Early on, Ahmad reintroduces himself to Léa as she’s attempting to fix a bicycle chain with a curly-headed, slightly wounded-looking boy named Fouad (Elyes Aguis)—and so the story’s wheels are set in motion. Little does Ahmad know, but he’s wandered into the middle of a truth-bomb minefield. Shortly after he settles into Marie’s house (a well-realized space of clutter and frazzled upkeep), he learns that she’s already living there with Samir (Tahar Rahim), the man she plans to marry—Marie claims to have told Ahmad about this over e-mail; Ahmad, up in arms, says he never got any such communication. Before the divorce hearing, Marie informs Ahmad that she’s pregnant with Samir’s child. Pressed by Marie to find out why Lucie is being so sullen and distant, Ahmad learns that she’s angry because Samir is still married—to a woman who’s still in a coma after attempting suicide months earlier, arranging her act of self-harm so that her young son, Fouad, saw it happen.
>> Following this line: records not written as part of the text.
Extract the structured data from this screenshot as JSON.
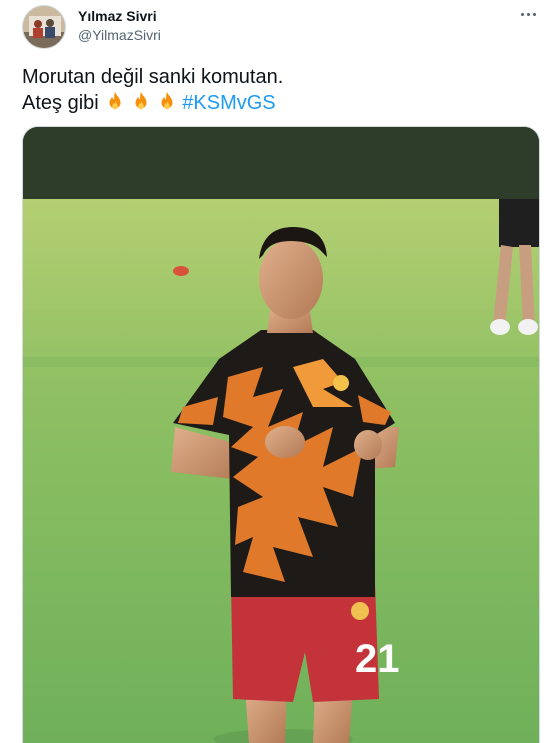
{
  "author": {
    "display_name": "Yılmaz Sivri",
    "handle": "@YilmazSivri",
    "avatar_icon": "user-avatar"
  },
  "more_icon": "more-options-icon",
  "tweet": {
    "line1": "Morutan değil sanki komutan.",
    "line2_text": "Ateş gibi",
    "emoji": [
      "fire",
      "fire",
      "fire"
    ],
    "hashtag": "#KSMvGS"
  },
  "media": {
    "description_icon": "photo",
    "jersey_number": "21"
  },
  "colors": {
    "link": "#1d9bf0",
    "text": "#0f1419",
    "secondary": "#536471",
    "border": "#cfd9de"
  }
}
The gradual accrual of this parsed-out information is impressive. The characters pick over who said what and when, and events that appear incidental, such as Ahmad getting a paint stain on his shirt, have a way of echoing back later on: Samir owns a dry cleaner, where his wife got into a heated argument over a smudge on a customer’s dress just days before she tried to kill herself, by guzzling a bottle of detergent. But the scenario eventually falters under the weight of so many increasingly heavy revelations. Ahmad comes clean to Lucie that he himself had suicidal thoughts in the final days of his relationship with Marie; Lucie lets slip the observation that the glum Samir looks just like Ahmad. What emerges as the central mystery—whether Lucie, somewhat inadvertently, precipitated Samir’s wife’s half-successful suicide—seems almost trivial next to the barely addressed question of why the woman would kill herself in such a public manner and not find it necessary to clarify her reasons for doing so.
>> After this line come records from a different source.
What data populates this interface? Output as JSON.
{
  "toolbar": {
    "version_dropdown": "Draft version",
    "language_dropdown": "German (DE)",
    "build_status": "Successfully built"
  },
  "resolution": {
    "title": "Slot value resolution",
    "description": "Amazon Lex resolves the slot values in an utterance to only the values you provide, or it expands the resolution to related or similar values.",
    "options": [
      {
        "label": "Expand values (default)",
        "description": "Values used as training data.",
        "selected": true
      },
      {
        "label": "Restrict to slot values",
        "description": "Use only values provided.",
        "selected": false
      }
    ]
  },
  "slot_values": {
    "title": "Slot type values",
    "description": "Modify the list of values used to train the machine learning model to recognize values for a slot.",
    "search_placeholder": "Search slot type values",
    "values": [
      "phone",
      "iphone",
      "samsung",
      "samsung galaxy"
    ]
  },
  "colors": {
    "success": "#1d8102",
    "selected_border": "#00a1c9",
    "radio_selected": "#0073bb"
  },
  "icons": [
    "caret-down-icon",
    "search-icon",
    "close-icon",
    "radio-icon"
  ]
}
Throughout, Farhadi tends to privilege such complicating occurrences over thematic coherence: the film opens with Marie and Samir’s Paris-airport meeting, a large pane of glass between them, scanning initially, since we’re in an international travel hub, as a partition between the West and the Near East, but the culture-clash thread is not picked back up. For this reason, The Past comes to resemble a soap opera—it’s a drama that plays out between a select number of characters that’s designed expressly to draw the audience in, as it follows the circulation of trauma and regret, and deploys small switchback revelations that concern a woman lying unconscious on a hospital bed. Despite its portentous title, and its ostensible concern with the often-powerful reverberative aftereffect of events that have otherwise been consigned to history—with the delicate personal calculus of weighing how much of the past to cast aside and how much of it to use to guide yourself forward—Farhadi’s film seems disappointingly preoccupied with sustaining a sufficiently entangled narrative present.